North Korean leader Kim Jong Un inspected and directed a “new tactical guided weapons firing test” Wednesday, according to a report from the country’s state media.
The report, published Thursday morning local time (Wednesday evening ET) by news agency KCNA, did not state exactly what kind of weapon was tested, nor its potential range.
However, the description provided by KCNA suggests that it does not represent a return to missile testing for the regime — a tactical weapon is designed to be used on the battlefield, and is typically not a long-range armament.
No missile launch was detected by US Northern Command and Strategic Command, according to US Department of Defense officials.
Kim praised the weapon’s capabilities, the state-run agency reported.
“The development and completion of this weapons system will be a great historic event in strengthening the combat capability of the People’s Army,” he said, according to KCNA.
“I was often completely moved in admiration at the time of strategic weapons development but seeing this it seems our scientists, engineers and the labor class is truly great. If they are willing then no weapon is beyond creation.”
The report said the North Korean leader, “climbed the observation post to observe the new tactical guided weapons firing test plan and gave directions.”
It added that the test, which was “conducted by various firing method on each different targets, had perfectly proved the design specifications of this tactical guided weapon which is evaluated to be superior due to its special flight guidance method and powerful warheads.”
Pyongyang last conducted a “tactical” weapons test in November 2018. A South Korean government source with military knowledge told CNN that weapon was likely a piece of long-range artillery “likely to be a multiple rocket launcher.” At the time, South Korean Unification Ministry deputy spokeswoman Lee Eu-gene downplayed the significance of the 2018 event, saying Kim had been continuing his inspections in the military sector “intermittently.”
United States Special Representative for North Korea Stephen Biegun has also dismissed the significance of Pyongyang’s non-nuclear or ballistic missile tests.
Speaking at the 2019 Carnegie International Nuclear Policy Conference in March, he denied that the November test was “a provocation” directed at the United States.
“Here we are, probably four, five months later.
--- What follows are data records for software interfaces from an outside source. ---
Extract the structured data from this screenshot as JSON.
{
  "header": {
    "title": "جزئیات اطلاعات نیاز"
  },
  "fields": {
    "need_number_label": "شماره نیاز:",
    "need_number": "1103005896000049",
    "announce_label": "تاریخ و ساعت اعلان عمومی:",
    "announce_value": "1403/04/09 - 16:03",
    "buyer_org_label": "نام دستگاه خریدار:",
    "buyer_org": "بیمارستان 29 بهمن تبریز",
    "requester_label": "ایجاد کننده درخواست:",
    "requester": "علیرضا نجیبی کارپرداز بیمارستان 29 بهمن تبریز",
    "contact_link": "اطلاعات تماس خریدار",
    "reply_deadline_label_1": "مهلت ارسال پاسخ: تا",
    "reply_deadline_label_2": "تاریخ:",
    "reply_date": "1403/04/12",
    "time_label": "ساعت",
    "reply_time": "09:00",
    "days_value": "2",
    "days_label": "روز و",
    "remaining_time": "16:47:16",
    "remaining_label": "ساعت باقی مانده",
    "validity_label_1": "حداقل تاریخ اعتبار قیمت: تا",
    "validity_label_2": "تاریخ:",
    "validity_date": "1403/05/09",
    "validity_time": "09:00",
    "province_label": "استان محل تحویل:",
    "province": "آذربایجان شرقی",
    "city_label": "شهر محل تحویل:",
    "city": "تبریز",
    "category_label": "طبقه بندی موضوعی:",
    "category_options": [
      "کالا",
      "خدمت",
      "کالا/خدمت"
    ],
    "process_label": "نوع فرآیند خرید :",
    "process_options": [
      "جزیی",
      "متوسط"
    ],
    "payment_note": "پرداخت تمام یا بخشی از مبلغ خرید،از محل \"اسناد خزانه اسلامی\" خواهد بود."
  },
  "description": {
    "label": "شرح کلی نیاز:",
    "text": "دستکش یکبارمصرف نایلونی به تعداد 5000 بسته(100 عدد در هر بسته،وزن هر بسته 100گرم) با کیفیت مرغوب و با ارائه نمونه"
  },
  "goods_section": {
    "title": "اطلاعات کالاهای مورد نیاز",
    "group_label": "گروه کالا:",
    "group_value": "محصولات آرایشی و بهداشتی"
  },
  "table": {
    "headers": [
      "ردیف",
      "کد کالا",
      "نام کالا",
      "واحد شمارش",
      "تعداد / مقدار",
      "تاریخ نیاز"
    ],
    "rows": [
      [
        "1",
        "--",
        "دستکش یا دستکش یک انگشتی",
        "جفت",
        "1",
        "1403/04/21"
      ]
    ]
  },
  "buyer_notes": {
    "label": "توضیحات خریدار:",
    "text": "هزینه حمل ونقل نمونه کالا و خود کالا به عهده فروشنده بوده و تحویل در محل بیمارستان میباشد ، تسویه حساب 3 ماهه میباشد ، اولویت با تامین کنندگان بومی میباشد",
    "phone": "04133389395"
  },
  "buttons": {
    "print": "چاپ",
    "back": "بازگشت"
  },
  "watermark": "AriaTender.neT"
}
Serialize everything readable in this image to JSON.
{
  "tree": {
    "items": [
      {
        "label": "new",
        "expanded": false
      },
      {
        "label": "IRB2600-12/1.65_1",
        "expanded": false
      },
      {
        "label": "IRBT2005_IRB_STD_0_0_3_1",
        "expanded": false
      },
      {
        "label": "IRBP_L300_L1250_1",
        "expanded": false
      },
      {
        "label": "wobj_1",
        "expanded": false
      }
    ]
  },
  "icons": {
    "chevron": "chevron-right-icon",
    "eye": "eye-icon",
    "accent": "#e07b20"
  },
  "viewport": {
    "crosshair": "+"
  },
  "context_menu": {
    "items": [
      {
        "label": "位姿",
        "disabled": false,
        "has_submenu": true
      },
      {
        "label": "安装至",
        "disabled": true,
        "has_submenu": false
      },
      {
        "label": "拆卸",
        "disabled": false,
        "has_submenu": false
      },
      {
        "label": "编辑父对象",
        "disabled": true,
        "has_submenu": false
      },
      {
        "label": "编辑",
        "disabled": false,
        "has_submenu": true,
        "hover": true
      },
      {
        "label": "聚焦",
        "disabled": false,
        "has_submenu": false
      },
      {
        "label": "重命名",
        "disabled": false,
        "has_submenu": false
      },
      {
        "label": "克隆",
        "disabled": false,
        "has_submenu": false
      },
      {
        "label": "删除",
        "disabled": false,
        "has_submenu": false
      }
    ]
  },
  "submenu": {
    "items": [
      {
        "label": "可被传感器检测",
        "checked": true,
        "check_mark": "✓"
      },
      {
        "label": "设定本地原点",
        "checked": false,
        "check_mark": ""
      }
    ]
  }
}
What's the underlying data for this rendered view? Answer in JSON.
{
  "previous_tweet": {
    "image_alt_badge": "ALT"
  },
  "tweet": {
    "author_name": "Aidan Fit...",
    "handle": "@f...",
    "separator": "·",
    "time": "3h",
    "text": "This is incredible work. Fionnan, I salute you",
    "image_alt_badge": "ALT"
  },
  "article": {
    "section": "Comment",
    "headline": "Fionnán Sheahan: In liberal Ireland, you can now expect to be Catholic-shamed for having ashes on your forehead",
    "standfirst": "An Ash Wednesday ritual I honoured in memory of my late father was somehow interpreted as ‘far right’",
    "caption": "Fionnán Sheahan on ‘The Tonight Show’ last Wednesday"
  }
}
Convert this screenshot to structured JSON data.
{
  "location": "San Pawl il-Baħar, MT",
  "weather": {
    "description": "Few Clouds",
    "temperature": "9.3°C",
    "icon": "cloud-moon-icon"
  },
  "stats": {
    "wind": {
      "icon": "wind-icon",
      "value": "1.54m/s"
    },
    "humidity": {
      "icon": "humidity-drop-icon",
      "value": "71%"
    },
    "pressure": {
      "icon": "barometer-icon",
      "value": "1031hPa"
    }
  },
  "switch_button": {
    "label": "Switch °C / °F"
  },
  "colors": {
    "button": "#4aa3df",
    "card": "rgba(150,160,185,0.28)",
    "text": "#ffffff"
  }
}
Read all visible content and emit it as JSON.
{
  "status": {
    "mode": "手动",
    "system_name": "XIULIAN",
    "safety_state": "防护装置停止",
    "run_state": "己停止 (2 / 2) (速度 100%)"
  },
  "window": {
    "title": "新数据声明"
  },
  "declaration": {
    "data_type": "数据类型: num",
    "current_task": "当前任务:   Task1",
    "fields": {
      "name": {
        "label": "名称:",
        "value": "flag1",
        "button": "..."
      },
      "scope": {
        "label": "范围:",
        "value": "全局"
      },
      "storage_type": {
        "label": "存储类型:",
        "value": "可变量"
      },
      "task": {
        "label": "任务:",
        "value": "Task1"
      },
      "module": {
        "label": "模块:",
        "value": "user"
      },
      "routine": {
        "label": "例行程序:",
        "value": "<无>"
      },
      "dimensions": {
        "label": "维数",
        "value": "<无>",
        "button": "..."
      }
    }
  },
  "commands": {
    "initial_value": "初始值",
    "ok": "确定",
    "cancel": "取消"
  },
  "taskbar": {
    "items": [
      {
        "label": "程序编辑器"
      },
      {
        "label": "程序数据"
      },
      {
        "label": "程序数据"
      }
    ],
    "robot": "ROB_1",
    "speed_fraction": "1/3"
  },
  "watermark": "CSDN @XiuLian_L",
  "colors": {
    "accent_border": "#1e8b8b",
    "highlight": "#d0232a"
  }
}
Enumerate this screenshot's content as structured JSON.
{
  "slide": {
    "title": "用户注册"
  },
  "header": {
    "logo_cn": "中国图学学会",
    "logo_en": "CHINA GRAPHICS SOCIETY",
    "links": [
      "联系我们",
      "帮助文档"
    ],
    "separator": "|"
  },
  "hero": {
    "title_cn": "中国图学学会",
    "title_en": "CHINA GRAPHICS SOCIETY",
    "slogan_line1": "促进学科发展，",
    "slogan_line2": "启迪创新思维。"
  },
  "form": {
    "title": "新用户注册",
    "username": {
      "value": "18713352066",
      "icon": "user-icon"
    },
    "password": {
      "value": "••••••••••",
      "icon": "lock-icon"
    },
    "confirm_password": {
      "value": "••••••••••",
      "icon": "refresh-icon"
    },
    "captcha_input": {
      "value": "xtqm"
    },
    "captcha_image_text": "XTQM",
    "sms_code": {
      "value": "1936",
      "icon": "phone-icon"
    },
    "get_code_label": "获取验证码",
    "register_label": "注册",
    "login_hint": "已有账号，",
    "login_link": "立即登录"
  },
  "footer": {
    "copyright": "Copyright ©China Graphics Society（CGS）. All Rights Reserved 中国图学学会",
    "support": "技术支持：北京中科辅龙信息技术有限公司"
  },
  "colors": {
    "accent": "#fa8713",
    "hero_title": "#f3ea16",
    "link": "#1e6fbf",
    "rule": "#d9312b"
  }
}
I don’t think there’s an expert alive who can even tell me what they tested or if they tested anything.
“All they released was a picture of Chairman Kim Jong Un standing on a beach … surrounded by men in uniform, holding notepads, writing notes.”
Vipin Narang, an associate professor of political science at the Massachusetts Institute of Technology who studies nuclear proliferation, said the weapon likely differs from the long-range missiles the North Korean regime has tested in the past few years.
“We don’t know what it is but if it’s another ‘tactical system’ like an MRLS (Multiple Launch Rocket System) or a coastal defense system, or air defense, it would seem to be consistent with Kim potentially reminding both the US and (South Korea) — in a calibrated way — where things could go, if the US especially doesn’t moderate its negotiating position.
“With rebuilding Sohae, continued activity at ballistic missile facilities and Yongbyon, and this, Kim seems to be suggesting ‘I’ve loaded my gun, but I am not going to fire … just yet,'” he said, referring to key testing facilities in North Korea.
The test comes amid an apparent effort by the United States to re-engage high stakes nuclear talks with North Korea after a failed Hanoi summit earlier this year between Kim and U.S. President Donald Trump.
This week, Biegun is headed to Moscow amid rumors in South Korean media that Kim Jong Un is planning to meet Russian President Vladimir Putin soon.
In February, Trump and Kim left the Vietnamese capital without a deal, in part due to disagreements over trading sanctions relief for North Korea scaling back its nuclear program.
The February summit, the second since the two leaders met in Singapore last June, was expected to build upon their agreement to “work toward complete denuclearization of the Korean Peninsula.”
Nuclear talks with Pyongyang have seemingly been stuck in neutral since the abrupt end to a summit.